  • Award-winning spa using locally gathered seaweed in some treatments
  • Drinks available all day in the cosy beach-level lounge
  • Vast 180-degree vistas from the restaurant, which serves hearty gourmet Pacific Northwest fare and an award-winning wine list
  • Wildlife walking tours
  • Yoga classes
  • Library and lounge

  • The cocktail bar is mainly used as a pit-stop for diners en route to the restaurant, with no real nightlife scene
  • No pool, and that Pacific Ocean water is icy
  • Small gym with minimal equipment

We love

  • Bed, bath, balcony and breakfast views - windows everywhere framing the ocean. There's nothing but the Pacific between the hotel and Japan
  • Vancouver Island's rugged natural beauty
  • Wildlife spotting - bears, birds and whales galore
  • Pet-friendly luxury hotel
  • The woodsy log-cabin decor and artwork
  • The huge beaches
  • Sound of the ocean lulling you to sleep in the beachfront rooms
  • Relaxed, friendly staff
  • Surfing, hiking, wildlife and watersports

You might not love

  • Brr... the ocean is chilly, especially in winter
  • No swimming pool
  • Not a lot to do after dinner
  • It's quite a drive to get here from most places, and you definitely need a car

Reviewed by

Sophie Middleton

Wickaninnish Inn

PO 250 500 Osprey Lane, Tofino BC, V0R 2Z0 Canada

+1 250 725 3100

Standard room rates from CA$300

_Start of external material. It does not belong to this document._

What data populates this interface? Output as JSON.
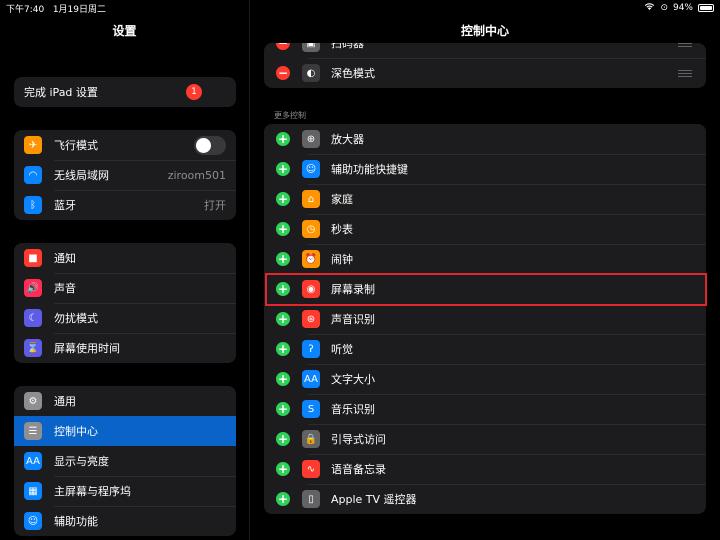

"The Wickaninnish Inn, set on a remote, pine forest–ringed promontory, is best enjoyed during fierce weather—the more ferocious, the better" Travel + Leisure World's Best Hotels

"Guests can cosy up by one of the many windows to witness 30ft-high waves roll by" Conde Nast Traveller Gold List 2011